▶ [RECORDS FOR THIS TASK]
>>>

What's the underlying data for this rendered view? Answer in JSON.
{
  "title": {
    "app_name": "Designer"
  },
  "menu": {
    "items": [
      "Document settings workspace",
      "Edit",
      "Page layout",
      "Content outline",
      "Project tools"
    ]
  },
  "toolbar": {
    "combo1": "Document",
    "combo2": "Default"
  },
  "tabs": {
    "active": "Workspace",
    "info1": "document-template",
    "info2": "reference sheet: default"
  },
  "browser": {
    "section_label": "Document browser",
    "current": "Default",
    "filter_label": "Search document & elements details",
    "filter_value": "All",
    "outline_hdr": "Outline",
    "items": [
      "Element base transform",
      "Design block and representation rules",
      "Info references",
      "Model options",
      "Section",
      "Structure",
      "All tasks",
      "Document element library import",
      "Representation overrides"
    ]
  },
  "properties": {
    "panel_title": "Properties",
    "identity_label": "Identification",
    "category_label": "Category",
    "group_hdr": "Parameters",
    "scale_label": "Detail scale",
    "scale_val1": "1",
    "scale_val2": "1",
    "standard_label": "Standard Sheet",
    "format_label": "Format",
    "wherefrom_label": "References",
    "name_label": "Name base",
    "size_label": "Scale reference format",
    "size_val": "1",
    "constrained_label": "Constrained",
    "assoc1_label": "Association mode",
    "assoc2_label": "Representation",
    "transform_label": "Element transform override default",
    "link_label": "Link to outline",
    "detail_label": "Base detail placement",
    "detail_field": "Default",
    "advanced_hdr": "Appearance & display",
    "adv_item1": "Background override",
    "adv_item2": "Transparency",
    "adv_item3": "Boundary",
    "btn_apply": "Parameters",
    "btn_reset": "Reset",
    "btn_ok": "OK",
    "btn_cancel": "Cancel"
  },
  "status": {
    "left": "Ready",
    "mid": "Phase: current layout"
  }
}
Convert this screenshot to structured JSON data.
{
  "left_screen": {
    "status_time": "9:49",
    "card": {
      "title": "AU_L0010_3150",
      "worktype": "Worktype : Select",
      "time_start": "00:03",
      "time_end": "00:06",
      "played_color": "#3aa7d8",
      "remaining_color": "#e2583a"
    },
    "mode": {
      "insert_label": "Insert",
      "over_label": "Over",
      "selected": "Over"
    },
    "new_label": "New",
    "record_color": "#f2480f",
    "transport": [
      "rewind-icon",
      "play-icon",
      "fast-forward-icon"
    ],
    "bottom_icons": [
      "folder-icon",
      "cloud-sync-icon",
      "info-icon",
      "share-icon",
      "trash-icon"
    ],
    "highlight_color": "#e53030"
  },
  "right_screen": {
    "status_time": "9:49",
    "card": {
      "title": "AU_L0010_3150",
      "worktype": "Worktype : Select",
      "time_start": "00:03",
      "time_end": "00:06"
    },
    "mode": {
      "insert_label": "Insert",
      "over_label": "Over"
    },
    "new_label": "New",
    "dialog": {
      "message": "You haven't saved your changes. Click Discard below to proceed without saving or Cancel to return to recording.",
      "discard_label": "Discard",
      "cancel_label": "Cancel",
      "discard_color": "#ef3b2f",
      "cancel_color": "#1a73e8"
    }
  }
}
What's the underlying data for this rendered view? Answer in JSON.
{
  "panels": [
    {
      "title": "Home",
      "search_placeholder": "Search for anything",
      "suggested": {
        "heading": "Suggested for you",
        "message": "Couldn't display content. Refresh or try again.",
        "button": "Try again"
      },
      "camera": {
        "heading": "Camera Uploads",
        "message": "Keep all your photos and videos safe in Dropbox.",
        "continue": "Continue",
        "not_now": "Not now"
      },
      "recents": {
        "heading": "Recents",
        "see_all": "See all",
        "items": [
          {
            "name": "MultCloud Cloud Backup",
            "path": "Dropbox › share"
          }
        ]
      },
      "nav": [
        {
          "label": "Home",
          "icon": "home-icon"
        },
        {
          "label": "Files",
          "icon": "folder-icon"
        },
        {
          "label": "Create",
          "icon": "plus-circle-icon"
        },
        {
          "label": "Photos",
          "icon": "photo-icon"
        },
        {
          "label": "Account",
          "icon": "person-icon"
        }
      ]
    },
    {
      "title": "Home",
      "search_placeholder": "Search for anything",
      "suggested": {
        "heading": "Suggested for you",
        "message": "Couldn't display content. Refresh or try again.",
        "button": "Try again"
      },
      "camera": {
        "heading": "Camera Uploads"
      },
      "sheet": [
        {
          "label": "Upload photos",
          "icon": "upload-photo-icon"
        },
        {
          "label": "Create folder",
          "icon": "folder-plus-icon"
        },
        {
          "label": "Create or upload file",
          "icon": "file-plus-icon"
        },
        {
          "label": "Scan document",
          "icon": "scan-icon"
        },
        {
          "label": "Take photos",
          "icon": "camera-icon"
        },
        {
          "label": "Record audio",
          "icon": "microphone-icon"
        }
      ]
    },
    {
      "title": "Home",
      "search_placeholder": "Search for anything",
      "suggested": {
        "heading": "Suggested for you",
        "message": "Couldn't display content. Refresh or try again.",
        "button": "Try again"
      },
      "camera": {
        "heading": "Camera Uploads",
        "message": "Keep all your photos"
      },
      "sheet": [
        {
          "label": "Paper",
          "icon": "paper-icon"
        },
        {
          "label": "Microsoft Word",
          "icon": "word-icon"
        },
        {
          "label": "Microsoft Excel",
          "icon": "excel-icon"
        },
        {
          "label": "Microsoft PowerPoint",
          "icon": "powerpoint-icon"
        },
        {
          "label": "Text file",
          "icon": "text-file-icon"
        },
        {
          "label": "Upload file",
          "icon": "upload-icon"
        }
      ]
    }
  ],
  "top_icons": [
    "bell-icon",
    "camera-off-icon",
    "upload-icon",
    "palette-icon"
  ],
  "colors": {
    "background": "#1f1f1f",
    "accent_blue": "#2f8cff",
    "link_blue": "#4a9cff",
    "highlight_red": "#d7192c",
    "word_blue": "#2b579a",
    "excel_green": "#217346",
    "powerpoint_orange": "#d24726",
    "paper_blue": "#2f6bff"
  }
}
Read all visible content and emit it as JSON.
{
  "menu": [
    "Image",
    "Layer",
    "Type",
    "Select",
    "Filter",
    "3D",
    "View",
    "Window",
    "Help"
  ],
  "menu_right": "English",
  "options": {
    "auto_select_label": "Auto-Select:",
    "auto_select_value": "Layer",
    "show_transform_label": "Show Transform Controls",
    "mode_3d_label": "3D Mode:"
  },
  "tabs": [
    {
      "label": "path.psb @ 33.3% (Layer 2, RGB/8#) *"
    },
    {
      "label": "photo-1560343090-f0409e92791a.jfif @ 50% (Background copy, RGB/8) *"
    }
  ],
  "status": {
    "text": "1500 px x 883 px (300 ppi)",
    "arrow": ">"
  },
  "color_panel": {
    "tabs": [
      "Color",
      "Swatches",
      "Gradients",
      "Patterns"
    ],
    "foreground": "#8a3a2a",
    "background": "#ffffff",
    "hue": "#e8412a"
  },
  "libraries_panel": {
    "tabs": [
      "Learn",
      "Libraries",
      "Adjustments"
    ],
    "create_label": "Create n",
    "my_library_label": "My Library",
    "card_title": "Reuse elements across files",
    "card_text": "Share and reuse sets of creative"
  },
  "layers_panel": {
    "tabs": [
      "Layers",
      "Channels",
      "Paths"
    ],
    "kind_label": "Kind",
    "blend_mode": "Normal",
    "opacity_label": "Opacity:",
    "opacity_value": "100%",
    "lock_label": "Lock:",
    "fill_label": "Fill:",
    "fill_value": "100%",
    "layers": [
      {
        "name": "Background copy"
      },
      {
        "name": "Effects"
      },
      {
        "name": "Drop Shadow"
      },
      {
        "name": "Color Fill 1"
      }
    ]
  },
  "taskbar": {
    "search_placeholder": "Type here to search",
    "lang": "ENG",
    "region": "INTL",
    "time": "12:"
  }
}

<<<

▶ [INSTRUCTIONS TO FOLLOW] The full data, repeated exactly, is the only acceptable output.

▶ [RESPONSE TO THIS TASK]
What's the underlying data for this rendered view? Answer in JSON.
{
  "title": {
    "app_name": "Designer"
  },
  "menu": {
    "items": [
      "Document settings workspace",
      "Edit",
      "Page layout",
      "Content outline",
      "Project tools"
    ]
  },
  "toolbar": {
    "combo1": "Document",
    "combo2": "Default"
  },
  "tabs": {
    "active": "Workspace",
    "info1": "document-template",
    "info2": "reference sheet: default"
  },
  "browser": {
    "section_label": "Document browser",
    "current": "Default",
    "filter_label": "Search document & elements details",
    "filter_value": "All",
    "outline_hdr": "Outline",
    "items": [
      "Element base transform",
      "Design block and representation rules",
      "Info references",
      "Model options",
      "Section",
      "Structure",
      "All tasks",
      "Document element library import",
      "Representation overrides"
    ]
  },
  "properties": {
    "panel_title": "Properties",
    "identity_label": "Identification",
    "category_label": "Category",
    "group_hdr": "Parameters",
    "scale_label": "Detail scale",
    "scale_val1": "1",
    "scale_val2": "1",
    "standard_label": "Standard Sheet",
    "format_label": "Format",
    "wherefrom_label": "References",
    "name_label": "Name base",
    "size_label": "Scale reference format",
    "size_val": "1",
    "constrained_label": "Constrained",
    "assoc1_label": "Association mode",
    "assoc2_label": "Representation",
    "transform_label": "Element transform override default",
    "link_label": "Link to outline",
    "detail_label": "Base detail placement",
    "detail_field": "Default",
    "advanced_hdr": "Appearance & display",
    "adv_item1": "Background override",
    "adv_item2": "Transparency",
    "adv_item3": "Boundary",
    "btn_apply": "Parameters",
    "btn_reset": "Reset",
    "btn_ok": "OK",
    "btn_cancel": "Cancel"
  },
  "status": {
    "left": "Ready",
    "mid": "Phase: current layout"
  }
}
Convert this screenshot to structured JSON data.
{
  "left_screen": {
    "status_time": "9:49",
    "card": {
      "title": "AU_L0010_3150",
      "worktype": "Worktype : Select",
      "time_start": "00:03",
      "time_end": "00:06",
      "played_color": "#3aa7d8",
      "remaining_color": "#e2583a"
    },
    "mode": {
      "insert_label": "Insert",
      "over_label": "Over",
      "selected": "Over"
    },
    "new_label": "New",
    "record_color": "#f2480f",
    "transport": [
      "rewind-icon",
      "play-icon",
      "fast-forward-icon"
    ],
    "bottom_icons": [
      "folder-icon",
      "cloud-sync-icon",
      "info-icon",
      "share-icon",
      "trash-icon"
    ],
    "highlight_color": "#e53030"
  },
  "right_screen": {
    "status_time": "9:49",
    "card": {
      "title": "AU_L0010_3150",
      "worktype": "Worktype : Select",
      "time_start": "00:03",
      "time_end": "00:06"
    },
    "mode": {
      "insert_label": "Insert",
      "over_label": "Over"
    },
    "new_label": "New",
    "dialog": {
      "message": "You haven't saved your changes. Click Discard below to proceed without saving or Cancel to return to recording.",
      "discard_label": "Discard",
      "cancel_label": "Cancel",
      "discard_color": "#ef3b2f",
      "cancel_color": "#1a73e8"
    }
  }
}
What's the underlying data for this rendered view? Answer in JSON.
{
  "panels": [
    {
      "title": "Home",
      "search_placeholder": "Search for anything",
      "suggested": {
        "heading": "Suggested for you",
        "message": "Couldn't display content. Refresh or try again.",
        "button": "Try again"
      },
      "camera": {
        "heading": "Camera Uploads",
        "message": "Keep all your photos and videos safe in Dropbox.",
        "continue": "Continue",
        "not_now": "Not now"
      },
      "recents": {
        "heading": "Recents",
        "see_all": "See all",
        "items": [
          {
            "name": "MultCloud Cloud Backup",
            "path": "Dropbox › share"
          }
        ]
      },
      "nav": [
        {
          "label": "Home",
          "icon": "home-icon"
        },
        {
          "label": "Files",
          "icon": "folder-icon"
        },
        {
          "label": "Create",
          "icon": "plus-circle-icon"
        },
        {
          "label": "Photos",
          "icon": "photo-icon"
        },
        {
          "label": "Account",
          "icon": "person-icon"
        }
      ]
    },
    {
      "title": "Home",
      "search_placeholder": "Search for anything",
      "suggested": {
        "heading": "Suggested for you",
        "message": "Couldn't display content. Refresh or try again.",
        "button": "Try again"
      },
      "camera": {
        "heading": "Camera Uploads"
      },
      "sheet": [
        {
          "label": "Upload photos",
          "icon": "upload-photo-icon"
        },
        {
          "label": "Create folder",
          "icon": "folder-plus-icon"
        },
        {
          "label": "Create or upload file",
          "icon": "file-plus-icon"
        },
        {
          "label": "Scan document",
          "icon": "scan-icon"
        },
        {
          "label": "Take photos",
          "icon": "camera-icon"
        },
        {
          "label": "Record audio",
          "icon": "microphone-icon"
        }
      ]
    },
    {
      "title": "Home",
      "search_placeholder": "Search for anything",
      "suggested": {
        "heading": "Suggested for you",
        "message": "Couldn't display content. Refresh or try again.",
        "button": "Try again"
      },
      "camera": {
        "heading": "Camera Uploads",
        "message": "Keep all your photos"
      },
      "sheet": [
        {
          "label": "Paper",
          "icon": "paper-icon"
        },
        {
          "label": "Microsoft Word",
          "icon": "word-icon"
        },
        {
          "label": "Microsoft Excel",
          "icon": "excel-icon"
        },
        {
          "label": "Microsoft PowerPoint",
          "icon": "powerpoint-icon"
        },
        {
          "label": "Text file",
          "icon": "text-file-icon"
        },
        {
          "label": "Upload file",
          "icon": "upload-icon"
        }
      ]
    }
  ],
  "top_icons": [
    "bell-icon",
    "camera-off-icon",
    "upload-icon",
    "palette-icon"
  ],
  "colors": {
    "background": "#1f1f1f",
    "accent_blue": "#2f8cff",
    "link_blue": "#4a9cff",
    "highlight_red": "#d7192c",
    "word_blue": "#2b579a",
    "excel_green": "#217346",
    "powerpoint_orange": "#d24726",
    "paper_blue": "#2f6bff"
  }
}
Read all visible content and emit it as JSON.
{
  "menu": [
    "Image",
    "Layer",
    "Type",
    "Select",
    "Filter",
    "3D",
    "View",
    "Window",
    "Help"
  ],
  "menu_right": "English",
  "options": {
    "auto_select_label": "Auto-Select:",
    "auto_select_value": "Layer",
    "show_transform_label": "Show Transform Controls",
    "mode_3d_label": "3D Mode:"
  },
  "tabs": [
    {
      "label": "path.psb @ 33.3% (Layer 2, RGB/8#) *"
    },
    {
      "label": "photo-1560343090-f0409e92791a.jfif @ 50% (Background copy, RGB/8) *"
    }
  ],
  "status": {
    "text": "1500 px x 883 px (300 ppi)",
    "arrow": ">"
  },
  "color_panel": {
    "tabs": [
      "Color",
      "Swatches",
      "Gradients",
      "Patterns"
    ],
    "foreground": "#8a3a2a",
    "background": "#ffffff",
    "hue": "#e8412a"
  },
  "libraries_panel": {
    "tabs": [
      "Learn",
      "Libraries",
      "Adjustments"
    ],
    "create_label": "Create n",
    "my_library_label": "My Library",
    "card_title": "Reuse elements across files",
    "card_text": "Share and reuse sets of creative"
  },
  "layers_panel": {
    "tabs": [
      "Layers",
      "Channels",
      "Paths"
    ],
    "kind_label": "Kind",
    "blend_mode": "Normal",
    "opacity_label": "Opacity:",
    "opacity_value": "100%",
    "lock_label": "Lock:",
    "fill_label": "Fill:",
    "fill_value": "100%",
    "layers": [
      {
        "name": "Background copy"
      },
      {
        "name": "Effects"
      },
      {
        "name": "Drop Shadow"
      },
      {
        "name": "Color Fill 1"
      }
    ]
  },
  "taskbar": {
    "search_placeholder": "Type here to search",
    "lang": "ENG",
    "region": "INTL",
    "time": "12:"
  }
}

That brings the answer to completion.